Palestinian-American Congressman Justin Amash hints at 2020 presidential run
Independent Congressman Justin Amash, who is of Palestinian descent, has suggested that he may run for president, sparking a debate on whether his possible candidacy would harm or benefit US President Donald Trump's reelection campaign.
On Monday, Amash, of Michigan, said on Twitter that he was looking "closely" at a possible presidential run.
The Congressman, who left the Republican party last year after calling for Trump to be impeached following the release of the Mueller report, had been the most vocal GOP critic of the US president.
"Americans who believe in limited government deserve another option," Amash wrote on Twitter on Monday in rebuke of Trump's assertion that the president had "absolute authority".
Conservative activist Hannah Cox responded by saying, "Please be you", to which Amash replied, "Thanks. I’m looking at it closely this week."
Amash left no room for interpretation of that exchange on Wednesday, confirming that he is considering a presidential run.
"In mid-February, Justin Amash paused active campaigning for his congressional seat to carefully consider a presidential run," his office said in a statement.
"He has been discussing the potential campaign with his family, his friends, his team, and others, and a decision can be expected soon."
The congressman's comment on Monday had instantly ignited a discussion on how an Amash candidacy would affect the presidential race.
Supporters of the idea argued that the ex-Republican would provide an alternative to conservatives who opposed Trump's erratic impulses. Detractors expressed fears that Amash would divide the opposition to the US president and siphon votes away from the presumptive Democratic nominee, former Vice President Joe Biden.
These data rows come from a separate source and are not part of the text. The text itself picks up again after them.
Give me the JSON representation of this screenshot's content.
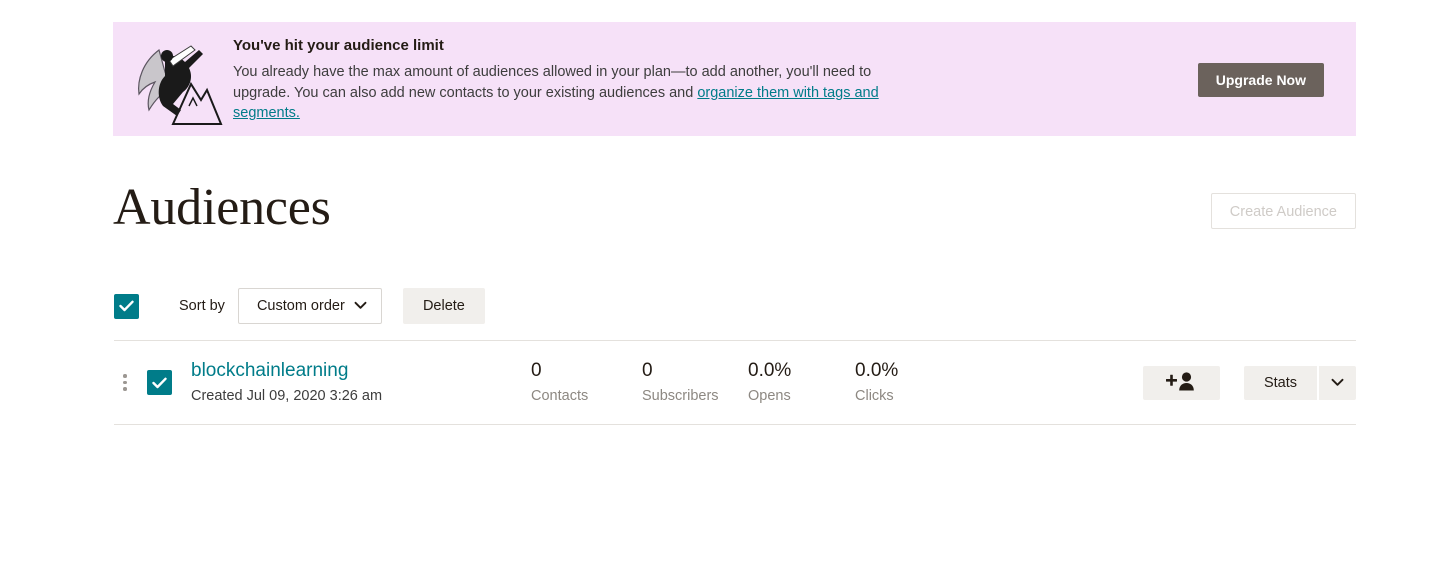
{
  "banner": {
    "illustration": "superhero-leaping-over-mountain-illustration",
    "title": "You've hit your audience limit",
    "text_part1": "You already have the max amount of audiences allowed in your plan—to add another, you'll need to upgrade. You can also add new contacts to your existing audiences and ",
    "link_text": "organize them with tags and segments.",
    "upgrade_label": "Upgrade Now",
    "background_color": "#f6e1f8",
    "link_color": "#007c89",
    "upgrade_button_color": "#6b625c"
  },
  "header": {
    "title": "Audiences",
    "create_label": "Create Audience",
    "create_disabled": true
  },
  "toolbar": {
    "select_all_checked": true,
    "sort_label": "Sort by",
    "sort_value": "Custom order",
    "sort_options": [
      "Custom order"
    ],
    "delete_label": "Delete",
    "accent_color": "#007c89"
  },
  "list": {
    "rows": [
      {
        "checked": true,
        "name": "blockchainlearning",
        "created": "Created Jul 09, 2020 3:26 am",
        "stats": [
          {
            "value": "0",
            "label": "Contacts"
          },
          {
            "value": "0",
            "label": "Subscribers"
          },
          {
            "value": "0.0%",
            "label": "Opens"
          },
          {
            "value": "0.0%",
            "label": "Clicks"
          }
        ],
        "add_contact_icon": "add-person-icon",
        "stats_label": "Stats"
      }
    ]
  }
}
"Donald Trump wouldnt [sic] lose a single voter to Justin Amash... Joe Biden would lose a few though," conservative comedian Tim Young wrote on Twitter.
The son of a Palestinian refugee father and a Syrian mother, Amash is a libertarian who advocates limited government and a strict application of the US Constitution.
If he decides to run, the Michigan congressman may go for the nomination of the Libertarian Party, which has not settled on a nominee ahead of its convention next month.
'I'm proud of my heritage'
Although he does not present his Arab identity at the forefront of his political career, Amash has not shied away from discussing his ethnicity. Last year, he corrected Congresswoman Ilhan Omar on Twitter when she said that Rashida Tlaib was the first Palestinian-American member of Congress.
"My father is Palestinian, and I've been in Congress since 2011," Amash wrote at the time.
"I should add that my mother is Syrian! I'm proud of my heritage on both sides, though I more often have mentioned my father’s background because he was a refugee."
The congressman did not support Trump in the 2016 elections and criticised the Republican president early in his presidency despite being a member of his party.
When Amash came out in favour of impeaching the president, he faced a barrage of racial abuse from Trump's supporters on social media.
Unlike Tlaib, Amash has not been vocal in criticising Israel and promoting Palestinian rights. Still, he has cast many votes against pro-Israel measures in the House of Representatives.
Early in 2017, he was one of four Republicans to reject a congressional resolution rebuking then-President Barack Obama over refusing to veto a UN Security Council resolution condemning Israeli settlements. The measure passed in a 342-80 vote with the support of most Democrats.
Last year, he voted "present" on a House resolution condemning the Palestinian Boycott, Divestment and Sanctions (BDS) movement, which ended up passing with overwhelming bipartisan support.